Ward said in a separate interview that he introduced his bill at the request of a constituent whose son is about to turn 18. Ward said that young man is autistic and tends to focus heavily on guns, and the mother is afraid that when he turns 18, she won’t be legally able to prevent him from buying one.

Ward, whose bill had not yet been assigned a number as of Thursday, said he has seen the Kansas House reject gun control measures in the past, but he thinks the political landscape has changed since the Florida shooting.

“And I really think the kids — the high school kids, the college kids — have kind of changed that dialog right now,” he said. “Just like the civil rights movement in the ’60s, it was the kids who (dragged) the adults.”

A large number of high school and college students are expected to converge on the Statehouse Saturday, March 24, the same day anti-gun marches are taking place in Washington and several other cities around the country.

But Rep. John Barker, R-Abilene, who chairs the House Federal and State Affairs Committee, where gun legislation is typically referred in the House, said he isn’t sure the landscape in Topeka has changed that much regarding guns.

“I think the landscape has changed on the national level,” he said in an interview. “I’ve seen the president talk about getting a new regulation out on bump stocks.

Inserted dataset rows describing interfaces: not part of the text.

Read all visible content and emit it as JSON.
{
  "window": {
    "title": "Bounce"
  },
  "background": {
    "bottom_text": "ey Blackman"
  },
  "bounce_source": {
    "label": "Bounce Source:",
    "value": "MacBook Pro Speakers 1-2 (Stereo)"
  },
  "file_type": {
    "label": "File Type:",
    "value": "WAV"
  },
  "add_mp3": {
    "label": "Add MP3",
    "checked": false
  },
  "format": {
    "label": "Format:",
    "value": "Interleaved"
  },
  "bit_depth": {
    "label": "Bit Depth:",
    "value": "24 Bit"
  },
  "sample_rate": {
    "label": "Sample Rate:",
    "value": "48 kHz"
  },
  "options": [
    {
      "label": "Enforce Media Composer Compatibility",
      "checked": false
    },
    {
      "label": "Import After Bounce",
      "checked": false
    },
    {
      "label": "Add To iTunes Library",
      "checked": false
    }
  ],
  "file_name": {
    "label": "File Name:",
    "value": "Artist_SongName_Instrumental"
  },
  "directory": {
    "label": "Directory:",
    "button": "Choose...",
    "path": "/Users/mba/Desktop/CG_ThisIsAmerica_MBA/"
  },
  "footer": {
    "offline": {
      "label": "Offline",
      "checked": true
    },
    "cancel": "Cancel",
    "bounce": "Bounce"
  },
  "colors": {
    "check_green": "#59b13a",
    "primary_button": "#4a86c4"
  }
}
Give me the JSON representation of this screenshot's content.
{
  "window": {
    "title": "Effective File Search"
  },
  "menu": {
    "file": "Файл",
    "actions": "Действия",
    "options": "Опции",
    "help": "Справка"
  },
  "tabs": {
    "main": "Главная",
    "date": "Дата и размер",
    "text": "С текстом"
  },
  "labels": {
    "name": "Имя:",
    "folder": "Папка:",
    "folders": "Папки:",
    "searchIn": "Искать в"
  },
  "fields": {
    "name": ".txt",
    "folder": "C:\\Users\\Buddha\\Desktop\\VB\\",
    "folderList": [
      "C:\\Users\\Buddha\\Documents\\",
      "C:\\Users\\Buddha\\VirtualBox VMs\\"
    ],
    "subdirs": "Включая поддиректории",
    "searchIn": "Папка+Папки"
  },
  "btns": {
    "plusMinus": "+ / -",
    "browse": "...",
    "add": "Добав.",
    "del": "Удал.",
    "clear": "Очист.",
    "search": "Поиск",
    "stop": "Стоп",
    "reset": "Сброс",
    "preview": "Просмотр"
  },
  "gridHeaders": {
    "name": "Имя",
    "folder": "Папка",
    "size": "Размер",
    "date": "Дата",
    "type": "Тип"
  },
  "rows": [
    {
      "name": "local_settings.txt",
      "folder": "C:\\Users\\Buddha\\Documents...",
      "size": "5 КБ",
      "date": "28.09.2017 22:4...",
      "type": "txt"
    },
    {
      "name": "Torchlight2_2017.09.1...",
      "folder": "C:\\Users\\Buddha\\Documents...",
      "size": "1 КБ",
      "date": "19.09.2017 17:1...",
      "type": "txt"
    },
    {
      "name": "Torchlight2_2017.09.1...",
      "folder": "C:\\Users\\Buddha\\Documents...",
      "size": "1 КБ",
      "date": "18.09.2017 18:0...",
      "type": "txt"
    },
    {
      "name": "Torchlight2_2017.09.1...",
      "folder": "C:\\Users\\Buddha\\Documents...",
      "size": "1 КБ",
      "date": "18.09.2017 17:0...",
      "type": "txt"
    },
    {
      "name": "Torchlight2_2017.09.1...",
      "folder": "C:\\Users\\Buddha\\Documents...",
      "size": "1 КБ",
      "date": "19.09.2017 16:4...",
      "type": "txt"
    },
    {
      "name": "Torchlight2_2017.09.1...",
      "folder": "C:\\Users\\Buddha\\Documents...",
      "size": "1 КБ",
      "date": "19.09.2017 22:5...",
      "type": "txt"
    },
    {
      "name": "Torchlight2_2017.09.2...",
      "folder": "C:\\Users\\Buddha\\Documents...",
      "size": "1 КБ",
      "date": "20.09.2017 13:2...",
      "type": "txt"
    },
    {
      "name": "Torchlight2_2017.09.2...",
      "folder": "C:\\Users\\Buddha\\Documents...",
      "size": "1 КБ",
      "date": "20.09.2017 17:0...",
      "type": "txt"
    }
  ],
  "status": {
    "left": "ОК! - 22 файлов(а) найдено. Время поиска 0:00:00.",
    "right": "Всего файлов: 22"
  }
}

He’s talking about not letting 18-year-olds talk about buying semi-automatic weapons.”

Barker did, however, say he was interested in looking at the “red flag” bills by Bollier and Ward.

“That’s always been a problem with mental health,” he said in an interview. “I agree, people that have emotional and mental illness, they don’t need to have a gun.”

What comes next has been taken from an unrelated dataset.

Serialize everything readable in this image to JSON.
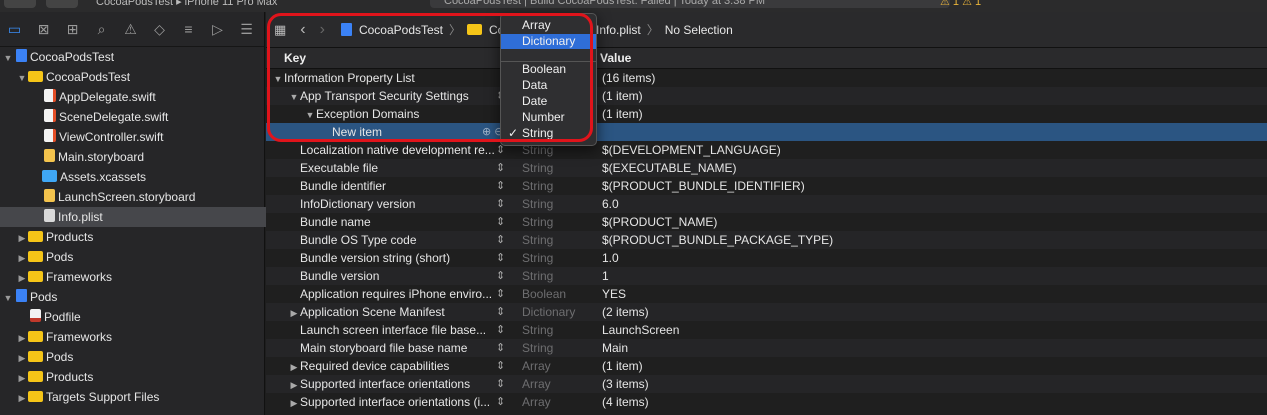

A bill introduced earlier by Rep. Vic Miller, D-Topeka, House Bill 2442, would impose a ban in Kansas on bump stocks, the devices used in the October mass shooting in Las Vegas that effectively allows a semi-automatic weapon to fire like a fully automatic machine gun.

But Barker said he doesn’t intend to hold hearings on that bill because he believes the Trump administration will take federal action on that issue.

Earlier in the session, the House passed two bills limiting the ability of certain people to own guns.

House Bill 2145 would add some of the same exclusions that currently exist in federal law, including fugitives from justice, people not lawfully present in the United States and people convicted of misdemeanor domestic violence.

It also passed House Bill 2042, a so-called “reciprocity” bill that allows people with valid concealed-carry permits from other states to carry concealed firearms in Kansas.

During debate on that bill, however, the House rejected proposed amendments to repeal a law allowing concealed-carry on college campuses, but it approved an amendment lowering the minimum age for carrying concealed firearms to 18 instead of 21, as long as those under 21 receive firearms training.

Rep. John Whitmer, R-Wichita, a gun rights advocate, said he also doesn’t believe the Florida shooting has altered the political landscape on gun legislation.

“The whole thing is tragic, but what I don’t like seeing is people trying to make political hay out of these things,” he said in an interview. “You’ve got someone with deep mental problems. You’ve got lapses in law enforcement because obviously they didn’t go into the school for whatever reason. You’ve got lapses in the system that didn’t see the warning signs and communicate them effectively. And instead we’re talking about bump stocks. That’s a symptom. Let’s treat the problem.”

But Whitmer said he has concerns about the “red flag” bills proposed by Bollier and Ward, although he didn’t dismiss the idea entirely.

“My first reaction to that is, before you take away someone’s constitutional rights, we need to make sure you’ve got something more than just hearsay,” he said. “I like the court hearing. But if I’m declaring someone unstable, it needs to be a doctor that actually says, ‘yes, there’s an issue here,’ before you take away someone’s constitutional right.”

Meanwhile, House Republicans are said to be working on a comprehensive bill to address school safety. Whitmer, who said he has been part of those discussions, said it is likely to include such things as mandating that all schools have safety plans in place, as well as things like gun safety training for students, and possibly more funding for mental health services.